The Unaccountability Machine

17 May 2024/No Comments
By Nick Dunbar
More than the sum of its parts

Charles Dickens showed us how it should be done. If you want a society to examine itself, use a ghost of past, present and future.

The ghost of the past takes me back to when I came of age in the mid-1980s. Much of the UK’s economy was still state-owned, including rail, communications and utilities. From the left-wing outlook of my family, that was a good thing, and we all railed at Margaret Thatcher who was busy privatising it.

Then there is the ghost of the present. So many things work better but we don’t notice them. There is plenty that is worse. Take the water system. As a child I swam in rivers that now run with effluent. Having siphoned off billions to its owners and lenders over the years, privatised Thames Water is heading for renationalisation.

The market, which in Mrs Thatcher’s time was about empowering individuals to own companies, has morphed into private equity, which uses borrowed money to take companies private and then squeeze them dry. The high street has been gutted and no one wants to talk to you in the help centre. Even the humble UK post office – well, look what happened there.

Finally, we meet the ghost of the future. Artificial intelligence is everywhere. What does it mean to be an individual when everything you do is guided by machines that know infinitely more than you.
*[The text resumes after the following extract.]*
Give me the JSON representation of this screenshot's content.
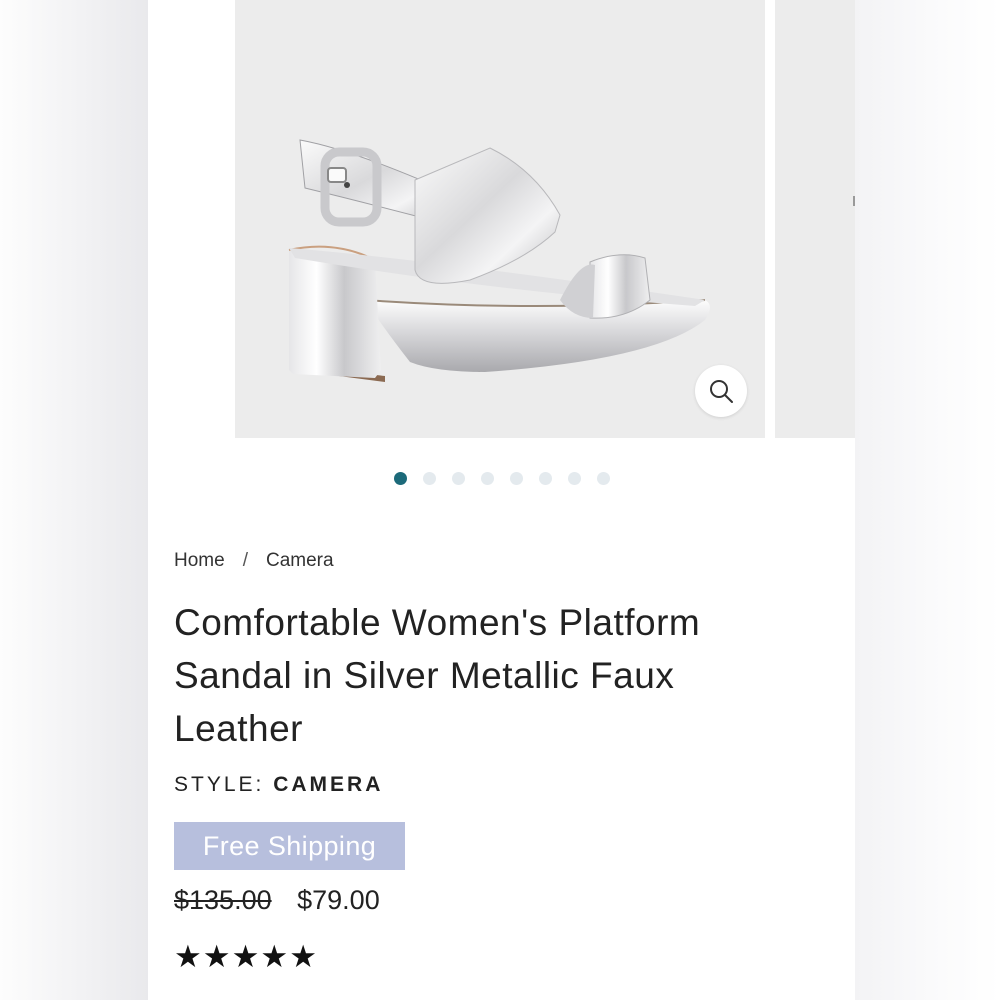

Who makes the decisions – societies or the machines?

These three ghosts loom over Dan Davies’ The Unaccountability Machine.

Related Articles